TASK:
Every line holding "placeholder" should be copied from the records below.

EXERCISE MATERIAL:
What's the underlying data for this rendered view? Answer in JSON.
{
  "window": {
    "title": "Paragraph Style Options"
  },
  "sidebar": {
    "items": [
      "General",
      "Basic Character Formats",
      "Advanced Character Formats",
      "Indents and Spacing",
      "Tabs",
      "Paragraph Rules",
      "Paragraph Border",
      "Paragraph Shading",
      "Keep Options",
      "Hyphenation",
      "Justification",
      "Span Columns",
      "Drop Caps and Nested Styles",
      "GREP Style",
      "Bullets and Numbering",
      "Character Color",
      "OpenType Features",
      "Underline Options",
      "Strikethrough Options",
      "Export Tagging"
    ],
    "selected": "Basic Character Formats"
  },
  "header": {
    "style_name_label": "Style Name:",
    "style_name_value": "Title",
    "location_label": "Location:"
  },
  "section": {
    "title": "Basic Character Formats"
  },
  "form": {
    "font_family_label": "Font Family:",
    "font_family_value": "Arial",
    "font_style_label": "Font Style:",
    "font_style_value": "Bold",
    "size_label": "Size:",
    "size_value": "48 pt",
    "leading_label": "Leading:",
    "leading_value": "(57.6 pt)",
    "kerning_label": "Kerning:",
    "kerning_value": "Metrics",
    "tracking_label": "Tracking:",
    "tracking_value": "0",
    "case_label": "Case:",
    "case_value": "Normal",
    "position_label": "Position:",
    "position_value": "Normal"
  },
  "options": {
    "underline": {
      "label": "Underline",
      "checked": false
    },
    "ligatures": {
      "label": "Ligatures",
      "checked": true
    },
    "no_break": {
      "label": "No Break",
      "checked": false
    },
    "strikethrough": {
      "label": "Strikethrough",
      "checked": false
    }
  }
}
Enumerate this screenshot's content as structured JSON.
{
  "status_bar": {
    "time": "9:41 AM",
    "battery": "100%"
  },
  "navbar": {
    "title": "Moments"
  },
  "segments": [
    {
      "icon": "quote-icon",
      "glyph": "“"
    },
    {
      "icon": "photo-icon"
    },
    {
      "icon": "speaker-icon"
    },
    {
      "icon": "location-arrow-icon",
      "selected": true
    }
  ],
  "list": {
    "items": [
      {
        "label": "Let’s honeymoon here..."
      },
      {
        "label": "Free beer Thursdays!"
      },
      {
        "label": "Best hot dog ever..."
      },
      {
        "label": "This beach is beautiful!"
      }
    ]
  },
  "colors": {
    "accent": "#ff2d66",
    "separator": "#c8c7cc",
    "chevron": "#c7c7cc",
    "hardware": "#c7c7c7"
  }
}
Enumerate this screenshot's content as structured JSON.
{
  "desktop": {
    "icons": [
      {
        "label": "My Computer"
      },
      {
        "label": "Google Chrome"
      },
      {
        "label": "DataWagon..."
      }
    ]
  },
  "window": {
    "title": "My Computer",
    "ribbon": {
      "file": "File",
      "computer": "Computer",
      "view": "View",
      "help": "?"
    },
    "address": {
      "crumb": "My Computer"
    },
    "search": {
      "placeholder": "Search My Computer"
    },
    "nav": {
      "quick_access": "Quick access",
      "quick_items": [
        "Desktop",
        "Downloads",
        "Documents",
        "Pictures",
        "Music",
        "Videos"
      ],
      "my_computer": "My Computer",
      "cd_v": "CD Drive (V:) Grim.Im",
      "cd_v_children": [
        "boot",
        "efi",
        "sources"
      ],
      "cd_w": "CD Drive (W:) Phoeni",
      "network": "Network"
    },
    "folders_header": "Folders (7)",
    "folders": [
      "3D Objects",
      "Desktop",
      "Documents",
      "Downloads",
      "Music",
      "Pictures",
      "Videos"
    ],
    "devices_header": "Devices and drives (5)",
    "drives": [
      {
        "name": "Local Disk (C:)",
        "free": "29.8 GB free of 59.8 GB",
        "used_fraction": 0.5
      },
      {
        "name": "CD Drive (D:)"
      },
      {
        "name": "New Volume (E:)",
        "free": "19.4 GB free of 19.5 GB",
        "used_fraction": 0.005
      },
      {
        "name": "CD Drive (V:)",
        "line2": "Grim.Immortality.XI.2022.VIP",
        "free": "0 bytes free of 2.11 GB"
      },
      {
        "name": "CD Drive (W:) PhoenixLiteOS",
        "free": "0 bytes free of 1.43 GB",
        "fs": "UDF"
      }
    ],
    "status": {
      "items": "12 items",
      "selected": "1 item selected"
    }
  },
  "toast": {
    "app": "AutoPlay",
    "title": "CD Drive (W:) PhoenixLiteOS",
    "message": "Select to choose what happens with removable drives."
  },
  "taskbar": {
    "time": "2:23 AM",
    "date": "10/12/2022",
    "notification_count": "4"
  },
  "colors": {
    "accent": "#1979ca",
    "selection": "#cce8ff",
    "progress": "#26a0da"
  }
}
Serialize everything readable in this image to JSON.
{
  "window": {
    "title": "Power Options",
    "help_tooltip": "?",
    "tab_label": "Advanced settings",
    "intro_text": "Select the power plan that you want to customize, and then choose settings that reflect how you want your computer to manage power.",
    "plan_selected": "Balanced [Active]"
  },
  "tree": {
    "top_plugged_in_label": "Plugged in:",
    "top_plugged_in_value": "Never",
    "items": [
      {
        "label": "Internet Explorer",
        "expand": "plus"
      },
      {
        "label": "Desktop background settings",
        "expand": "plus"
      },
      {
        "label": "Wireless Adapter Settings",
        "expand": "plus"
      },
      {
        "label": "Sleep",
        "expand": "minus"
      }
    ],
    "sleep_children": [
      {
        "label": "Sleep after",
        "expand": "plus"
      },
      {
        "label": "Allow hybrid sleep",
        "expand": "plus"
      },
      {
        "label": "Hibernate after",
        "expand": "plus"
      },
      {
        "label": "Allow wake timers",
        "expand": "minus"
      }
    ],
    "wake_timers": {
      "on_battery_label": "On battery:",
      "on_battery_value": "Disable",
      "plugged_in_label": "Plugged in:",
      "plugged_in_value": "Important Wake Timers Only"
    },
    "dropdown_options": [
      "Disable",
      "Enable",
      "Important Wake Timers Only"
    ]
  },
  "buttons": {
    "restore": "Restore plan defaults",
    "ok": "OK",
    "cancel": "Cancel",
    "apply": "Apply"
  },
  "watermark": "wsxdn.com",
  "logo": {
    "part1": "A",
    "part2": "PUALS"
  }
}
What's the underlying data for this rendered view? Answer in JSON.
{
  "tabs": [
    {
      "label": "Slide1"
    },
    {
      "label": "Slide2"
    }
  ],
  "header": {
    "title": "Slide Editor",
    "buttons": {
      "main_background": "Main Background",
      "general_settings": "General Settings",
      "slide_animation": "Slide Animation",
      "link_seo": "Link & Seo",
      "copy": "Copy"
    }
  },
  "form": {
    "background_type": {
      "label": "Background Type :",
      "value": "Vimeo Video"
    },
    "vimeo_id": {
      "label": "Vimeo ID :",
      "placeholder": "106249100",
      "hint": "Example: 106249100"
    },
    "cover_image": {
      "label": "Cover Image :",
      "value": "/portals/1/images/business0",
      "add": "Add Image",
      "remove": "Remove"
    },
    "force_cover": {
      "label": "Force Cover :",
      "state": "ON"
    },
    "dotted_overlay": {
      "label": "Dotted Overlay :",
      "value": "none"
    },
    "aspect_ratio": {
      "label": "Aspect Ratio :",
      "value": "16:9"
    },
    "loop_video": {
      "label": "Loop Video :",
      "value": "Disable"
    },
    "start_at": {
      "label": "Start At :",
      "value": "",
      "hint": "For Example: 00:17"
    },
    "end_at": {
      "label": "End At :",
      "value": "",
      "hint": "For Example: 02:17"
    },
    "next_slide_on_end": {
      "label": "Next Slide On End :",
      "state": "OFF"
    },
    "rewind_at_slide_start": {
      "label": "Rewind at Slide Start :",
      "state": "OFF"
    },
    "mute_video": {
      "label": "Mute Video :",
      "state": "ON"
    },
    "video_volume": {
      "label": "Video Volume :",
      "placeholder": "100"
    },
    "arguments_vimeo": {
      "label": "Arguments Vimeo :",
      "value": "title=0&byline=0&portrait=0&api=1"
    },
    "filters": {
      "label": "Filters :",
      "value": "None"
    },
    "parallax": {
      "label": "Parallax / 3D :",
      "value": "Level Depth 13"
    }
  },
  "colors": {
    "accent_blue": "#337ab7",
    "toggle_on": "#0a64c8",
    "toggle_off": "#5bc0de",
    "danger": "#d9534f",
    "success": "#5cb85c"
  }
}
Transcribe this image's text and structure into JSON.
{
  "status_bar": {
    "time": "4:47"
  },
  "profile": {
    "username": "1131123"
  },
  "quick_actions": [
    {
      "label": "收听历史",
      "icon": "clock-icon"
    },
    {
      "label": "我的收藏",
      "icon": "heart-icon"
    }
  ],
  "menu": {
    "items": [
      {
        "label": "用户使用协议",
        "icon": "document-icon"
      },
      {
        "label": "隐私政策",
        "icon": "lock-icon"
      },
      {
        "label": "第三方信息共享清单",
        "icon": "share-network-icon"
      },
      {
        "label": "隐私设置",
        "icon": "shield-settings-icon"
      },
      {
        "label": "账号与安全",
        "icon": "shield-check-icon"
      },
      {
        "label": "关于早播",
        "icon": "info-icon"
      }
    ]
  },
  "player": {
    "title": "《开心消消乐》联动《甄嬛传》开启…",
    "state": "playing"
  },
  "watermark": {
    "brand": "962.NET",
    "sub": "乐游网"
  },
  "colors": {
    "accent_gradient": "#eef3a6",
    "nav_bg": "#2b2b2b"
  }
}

SOLVED PROBLEM:
      "placeholder": "Search My Computer"
      "placeholder": "106249100",
      "placeholder": "100"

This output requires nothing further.